Task directions:
Consider each line of the material below and note whether it holds "title". State how many do, and nothing else.
[Opening Given data section]
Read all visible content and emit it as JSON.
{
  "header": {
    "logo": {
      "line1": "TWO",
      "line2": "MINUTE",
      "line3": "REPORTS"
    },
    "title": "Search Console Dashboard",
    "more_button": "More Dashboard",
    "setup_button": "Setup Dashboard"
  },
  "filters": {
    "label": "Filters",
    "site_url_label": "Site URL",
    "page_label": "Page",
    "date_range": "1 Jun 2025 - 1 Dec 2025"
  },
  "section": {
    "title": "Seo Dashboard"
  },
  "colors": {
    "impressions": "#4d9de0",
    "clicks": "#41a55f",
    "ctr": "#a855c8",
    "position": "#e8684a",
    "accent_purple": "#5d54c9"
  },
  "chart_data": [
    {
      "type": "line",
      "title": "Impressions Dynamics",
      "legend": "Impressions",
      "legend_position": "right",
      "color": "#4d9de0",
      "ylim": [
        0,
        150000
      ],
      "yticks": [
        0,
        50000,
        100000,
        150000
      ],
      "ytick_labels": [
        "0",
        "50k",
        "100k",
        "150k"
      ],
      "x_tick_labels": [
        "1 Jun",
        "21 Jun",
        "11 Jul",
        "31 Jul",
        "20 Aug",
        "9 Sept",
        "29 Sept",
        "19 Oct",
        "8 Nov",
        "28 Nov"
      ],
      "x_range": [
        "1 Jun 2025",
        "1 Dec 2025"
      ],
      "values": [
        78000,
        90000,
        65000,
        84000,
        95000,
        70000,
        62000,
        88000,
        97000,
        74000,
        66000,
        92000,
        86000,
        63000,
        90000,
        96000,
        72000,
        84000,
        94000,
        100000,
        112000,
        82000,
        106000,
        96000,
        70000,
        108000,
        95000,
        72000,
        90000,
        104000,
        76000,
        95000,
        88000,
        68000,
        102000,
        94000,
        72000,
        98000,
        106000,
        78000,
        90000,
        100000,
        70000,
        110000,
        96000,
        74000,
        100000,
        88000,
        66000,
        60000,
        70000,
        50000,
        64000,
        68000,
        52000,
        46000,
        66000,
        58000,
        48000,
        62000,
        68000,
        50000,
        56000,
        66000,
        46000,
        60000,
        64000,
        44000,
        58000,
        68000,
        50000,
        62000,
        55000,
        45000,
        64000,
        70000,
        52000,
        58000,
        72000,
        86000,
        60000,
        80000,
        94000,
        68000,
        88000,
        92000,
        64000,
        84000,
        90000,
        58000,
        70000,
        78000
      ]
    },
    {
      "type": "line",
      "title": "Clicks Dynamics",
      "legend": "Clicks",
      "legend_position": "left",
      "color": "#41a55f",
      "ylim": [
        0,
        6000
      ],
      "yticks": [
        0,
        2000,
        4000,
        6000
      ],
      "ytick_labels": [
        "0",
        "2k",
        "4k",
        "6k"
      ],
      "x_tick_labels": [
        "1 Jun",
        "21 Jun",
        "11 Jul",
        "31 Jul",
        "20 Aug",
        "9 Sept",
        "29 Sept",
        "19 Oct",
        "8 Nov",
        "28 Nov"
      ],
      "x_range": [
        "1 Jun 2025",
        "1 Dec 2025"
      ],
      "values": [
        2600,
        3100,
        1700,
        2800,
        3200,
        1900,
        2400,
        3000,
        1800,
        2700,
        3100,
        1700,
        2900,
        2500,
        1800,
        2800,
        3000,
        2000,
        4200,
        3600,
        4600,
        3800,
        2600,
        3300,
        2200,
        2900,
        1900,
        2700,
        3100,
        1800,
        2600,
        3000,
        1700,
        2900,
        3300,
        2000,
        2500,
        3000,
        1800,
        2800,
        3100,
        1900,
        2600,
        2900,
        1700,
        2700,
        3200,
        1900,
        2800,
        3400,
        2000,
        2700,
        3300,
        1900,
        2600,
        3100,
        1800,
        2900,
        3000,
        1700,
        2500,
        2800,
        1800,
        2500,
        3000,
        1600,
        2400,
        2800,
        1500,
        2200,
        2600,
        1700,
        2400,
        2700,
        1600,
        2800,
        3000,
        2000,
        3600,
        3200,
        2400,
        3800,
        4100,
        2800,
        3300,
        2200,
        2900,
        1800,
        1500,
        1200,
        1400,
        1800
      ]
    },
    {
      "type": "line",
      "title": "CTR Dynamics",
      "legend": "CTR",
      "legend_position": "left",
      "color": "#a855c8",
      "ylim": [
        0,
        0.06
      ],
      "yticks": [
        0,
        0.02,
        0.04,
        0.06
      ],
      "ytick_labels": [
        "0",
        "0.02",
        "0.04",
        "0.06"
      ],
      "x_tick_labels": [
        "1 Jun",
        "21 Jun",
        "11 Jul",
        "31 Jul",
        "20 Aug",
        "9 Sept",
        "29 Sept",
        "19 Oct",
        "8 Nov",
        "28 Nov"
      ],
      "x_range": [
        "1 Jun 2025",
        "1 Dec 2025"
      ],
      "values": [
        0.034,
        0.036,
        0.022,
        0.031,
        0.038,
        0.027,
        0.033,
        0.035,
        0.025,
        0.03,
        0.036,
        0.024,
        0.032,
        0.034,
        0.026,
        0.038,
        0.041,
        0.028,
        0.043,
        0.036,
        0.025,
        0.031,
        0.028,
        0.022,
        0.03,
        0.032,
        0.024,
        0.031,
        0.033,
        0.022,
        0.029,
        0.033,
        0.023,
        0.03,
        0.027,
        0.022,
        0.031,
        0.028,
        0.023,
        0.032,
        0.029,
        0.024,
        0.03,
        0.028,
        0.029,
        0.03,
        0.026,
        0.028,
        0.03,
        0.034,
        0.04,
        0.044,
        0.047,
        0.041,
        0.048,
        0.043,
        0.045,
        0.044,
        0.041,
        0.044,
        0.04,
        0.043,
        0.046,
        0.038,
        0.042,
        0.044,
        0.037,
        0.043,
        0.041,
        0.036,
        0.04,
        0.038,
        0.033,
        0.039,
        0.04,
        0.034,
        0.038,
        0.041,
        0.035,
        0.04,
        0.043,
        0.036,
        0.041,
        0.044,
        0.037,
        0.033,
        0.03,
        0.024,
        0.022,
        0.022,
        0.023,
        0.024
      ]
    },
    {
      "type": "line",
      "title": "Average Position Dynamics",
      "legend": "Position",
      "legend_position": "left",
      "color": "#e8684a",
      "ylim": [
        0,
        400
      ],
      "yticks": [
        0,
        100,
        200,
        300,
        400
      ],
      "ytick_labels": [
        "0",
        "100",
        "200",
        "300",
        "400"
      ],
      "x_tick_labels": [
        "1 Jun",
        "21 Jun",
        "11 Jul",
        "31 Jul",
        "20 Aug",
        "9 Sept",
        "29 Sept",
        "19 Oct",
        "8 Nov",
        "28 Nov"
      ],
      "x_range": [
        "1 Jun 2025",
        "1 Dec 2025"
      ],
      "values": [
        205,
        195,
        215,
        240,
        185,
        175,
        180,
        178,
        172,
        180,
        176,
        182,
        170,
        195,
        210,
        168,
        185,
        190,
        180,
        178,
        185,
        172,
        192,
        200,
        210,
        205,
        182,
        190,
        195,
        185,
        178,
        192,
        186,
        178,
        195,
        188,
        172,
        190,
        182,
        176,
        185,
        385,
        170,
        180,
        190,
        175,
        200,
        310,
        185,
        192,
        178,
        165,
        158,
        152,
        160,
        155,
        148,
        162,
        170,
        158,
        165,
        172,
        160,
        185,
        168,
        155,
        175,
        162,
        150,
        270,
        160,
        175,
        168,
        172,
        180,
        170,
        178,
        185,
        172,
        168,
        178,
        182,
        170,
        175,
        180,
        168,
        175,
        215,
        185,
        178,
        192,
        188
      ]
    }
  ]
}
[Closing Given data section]
Answer:
6